Citation: Morell M, Vogl AW, IJsseldijk LL, Piscitelli-Doshkov M, Tong L, Ostertag S, Ferreira M, Fraija-Fernandez N, Colegrove KM, Puel J-L, Raverty SA and Shadwick RE (2020) Echolocating Whales and Bats Express the Motor Protein Prestin in the Inner Ear: A Potential Marker for Hearing Loss. Front. Vet. Sci. 7:429. doi: 10.3389/fvets.2020.00429
Received: 25 March 2020; Accepted: 15 June 2020;
Published: 17 July 2020.
Edited by:Maria De Jesus Forzan, Long Island University, United States
Reviewed by:Tatjana Sitt, United States Department of Agriculture, United States
Alejandro Suarez-Bonnet, Royal Veterinary College (RVC), United Kingdom
Copyright © 2020 Morell, Vogl, IJsseldijk, Piscitelli-Doshkov, Tong, Ostertag, Ferreira, Fraija-Fernandez, Colegrove, Puel, Raverty and Shadwick. This is an open-access article distributed under the terms of the Creative Commons Attribution License (CC BY). The use, distribution or reproduction in other forums is permitted, provided the original author(s) and the copyright owner(s) are credited and that the original publication in this journal is cited, in accordance with accepted academic practice. No use, distribution or reproduction is permitted which does not comply with these terms.
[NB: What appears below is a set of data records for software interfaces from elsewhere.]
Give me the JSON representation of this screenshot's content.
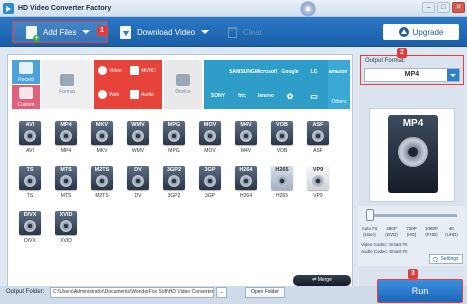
{
  "window": {
    "title": "HD Video Converter Factory",
    "controls": [
      "–",
      "□",
      "✕"
    ]
  },
  "toolbar": {
    "add_files_label": "Add Files",
    "download_label": "Download Video",
    "clear_label": "Clear",
    "upgrade_label": "Upgrade"
  },
  "badges": {
    "b1": "1",
    "b2": "2",
    "b3": "3"
  },
  "categories": {
    "recent": "Recent",
    "custom": "Custom",
    "format": "Format",
    "video": "Video",
    "hd_4k": "4K/HD",
    "web": "Web",
    "audio": "Audio",
    "device": "Device",
    "others": "Others"
  },
  "brands": [
    "",
    "SAMSUNG",
    "Microsoft",
    "Google",
    "LG",
    "amazon",
    "SONY",
    "htc",
    "lenovo",
    "",
    "",
    ""
  ],
  "formats_row1": [
    "AVI",
    "MP4",
    "MKV",
    "WMV",
    "MPG",
    "MOV",
    "M4V",
    "VOB",
    "ASF"
  ],
  "formats_row2": [
    "TS",
    "MTS",
    "M2TS",
    "DV",
    "3GP2",
    "3GP",
    "H264",
    "H265",
    "VP9"
  ],
  "formats_row3": [
    "DIVX",
    "XVID"
  ],
  "output": {
    "label": "Output Format:",
    "value": "MP4",
    "preview_text": "MP4"
  },
  "resolutions": [
    {
      "l1": "Auto Fit",
      "l2": "(User)"
    },
    {
      "l1": "480P",
      "l2": "(DVD)"
    },
    {
      "l1": "720P",
      "l2": "(HD)"
    },
    {
      "l1": "1080P",
      "l2": "(FHD)"
    },
    {
      "l1": "4K",
      "l2": "(UHD)"
    }
  ],
  "codecs": {
    "video": "Video Codec: Smart Fit",
    "audio": "Audio Codec: Smart Fit"
  },
  "settings_label": "Settings",
  "bottom": {
    "folder_label": "Output Folder:",
    "folder_path": "C:\\Users\\Administrator\\Documents\\WonderFox Soft\\HD Video Converter Fac",
    "browse_label": "...",
    "open_label": "Open Folder",
    "merge_label": "⇄ Merge",
    "run_label": "Run"
  },
  "colors": {
    "accent": "#1e66b8",
    "highlight": "#e84040",
    "web_block": "#e7433a",
    "brand_block": "#2e9ec8"
  }
}
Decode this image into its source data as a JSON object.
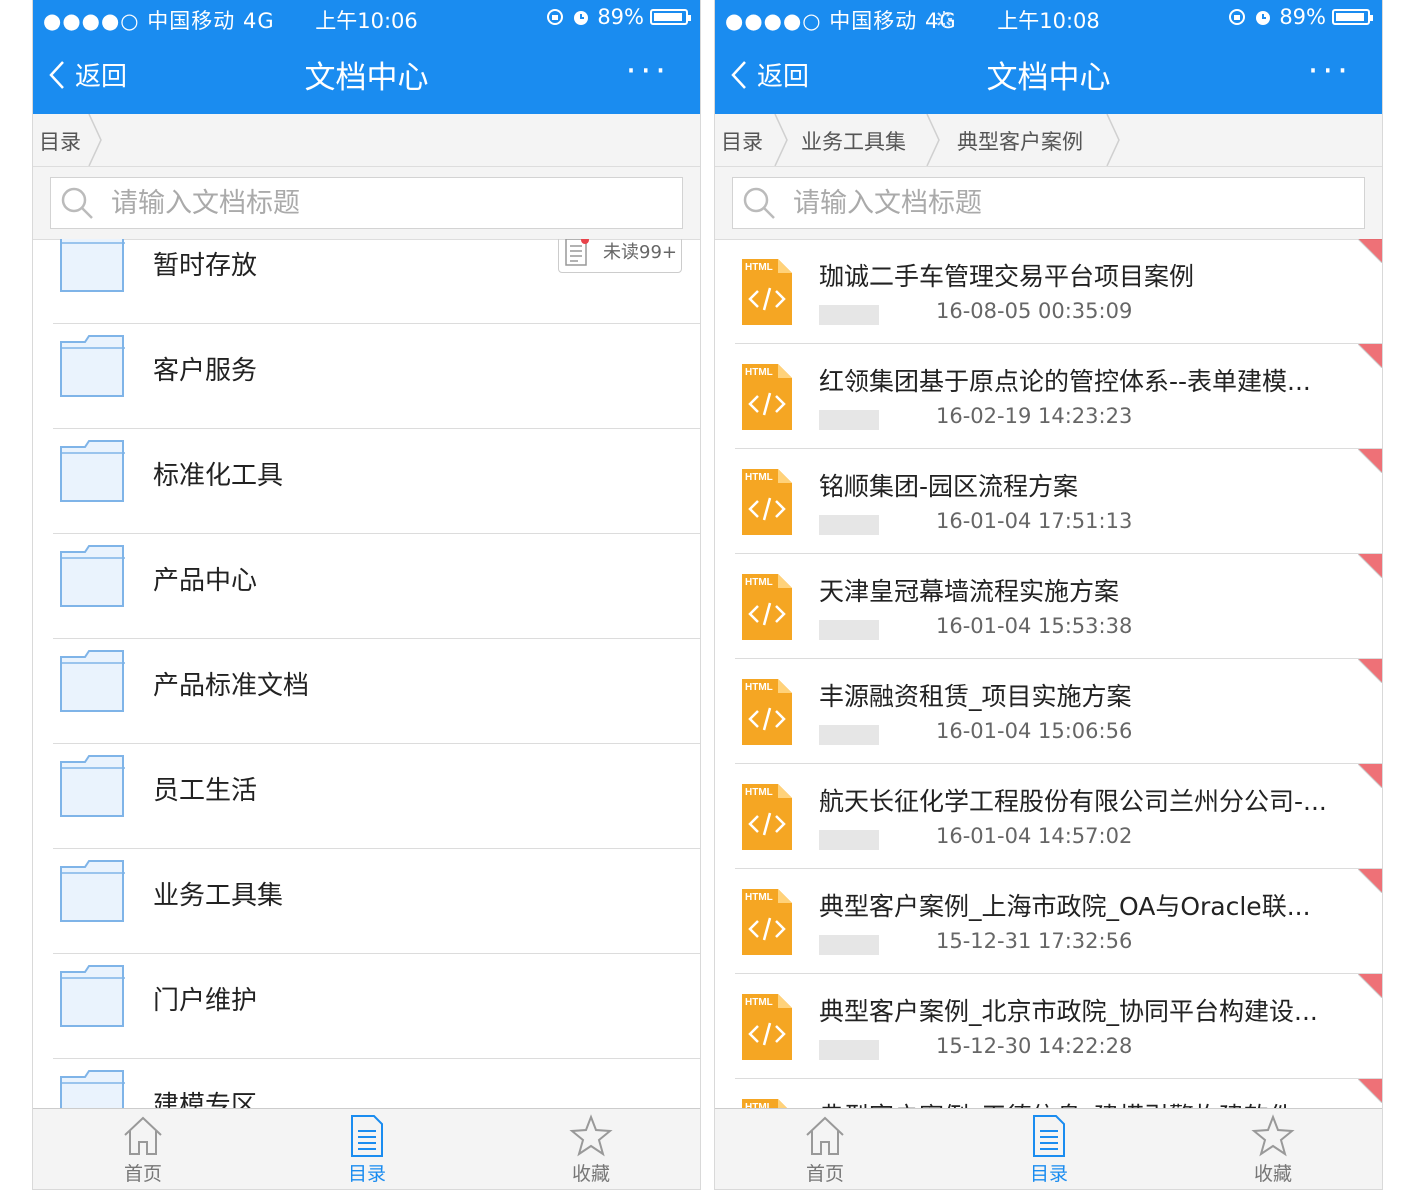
{
  "colors": {
    "brand_blue": "#1a8cf0",
    "html_icon_orange": "#f5a623",
    "unread_red": "#e8424a"
  },
  "left": {
    "status": {
      "signal": "●●●●○ 中国移动 4G",
      "time": "上午10:06",
      "battery": "89%"
    },
    "nav": {
      "back": "返回",
      "title": "文档中心",
      "more": "···"
    },
    "breadcrumb": [
      "目录"
    ],
    "search_placeholder": "请输入文档标题",
    "unread_badge": "未读99+",
    "folders": [
      "暂时存放",
      "客户服务",
      "标准化工具",
      "产品中心",
      "产品标准文档",
      "员工生活",
      "业务工具集",
      "门户维护",
      "建模专区"
    ],
    "tabs": [
      "首页",
      "目录",
      "收藏"
    ],
    "active_tab": "目录"
  },
  "right": {
    "status": {
      "signal": "●●●●○ 中国移动 4G",
      "time": "上午10:08",
      "battery": "89%"
    },
    "nav": {
      "back": "返回",
      "title": "文档中心",
      "more": "···"
    },
    "breadcrumb": [
      "目录",
      "业务工具集",
      "典型客户案例"
    ],
    "search_placeholder": "请输入文档标题",
    "doc_icon_label": "HTML",
    "docs": [
      {
        "title": "珈诚二手车管理交易平台项目案例",
        "date": "16-08-05 00:35:09"
      },
      {
        "title": "红领集团基于原点论的管控体系--表单建模...",
        "date": "16-02-19 14:23:23"
      },
      {
        "title": "铭顺集团-园区流程方案",
        "date": "16-01-04 17:51:13"
      },
      {
        "title": "天津皇冠幕墙流程实施方案",
        "date": "16-01-04 15:53:38"
      },
      {
        "title": "丰源融资租赁_项目实施方案",
        "date": "16-01-04 15:06:56"
      },
      {
        "title": "航天长征化学工程股份有限公司兰州分公司-...",
        "date": "16-01-04 14:57:02"
      },
      {
        "title": "典型客户案例_上海市政院_OA与Oracle联...",
        "date": "15-12-31 17:32:56"
      },
      {
        "title": "典型客户案例_北京市政院_协同平台构建设...",
        "date": "15-12-30 14:22:28"
      },
      {
        "title": "典型客户案例_天德信息_建模引擎构建软件...",
        "date": ""
      }
    ],
    "tabs": [
      "首页",
      "目录",
      "收藏"
    ],
    "active_tab": "目录"
  }
}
*Correspondence: Maria Morell, firstname.lastname@example.org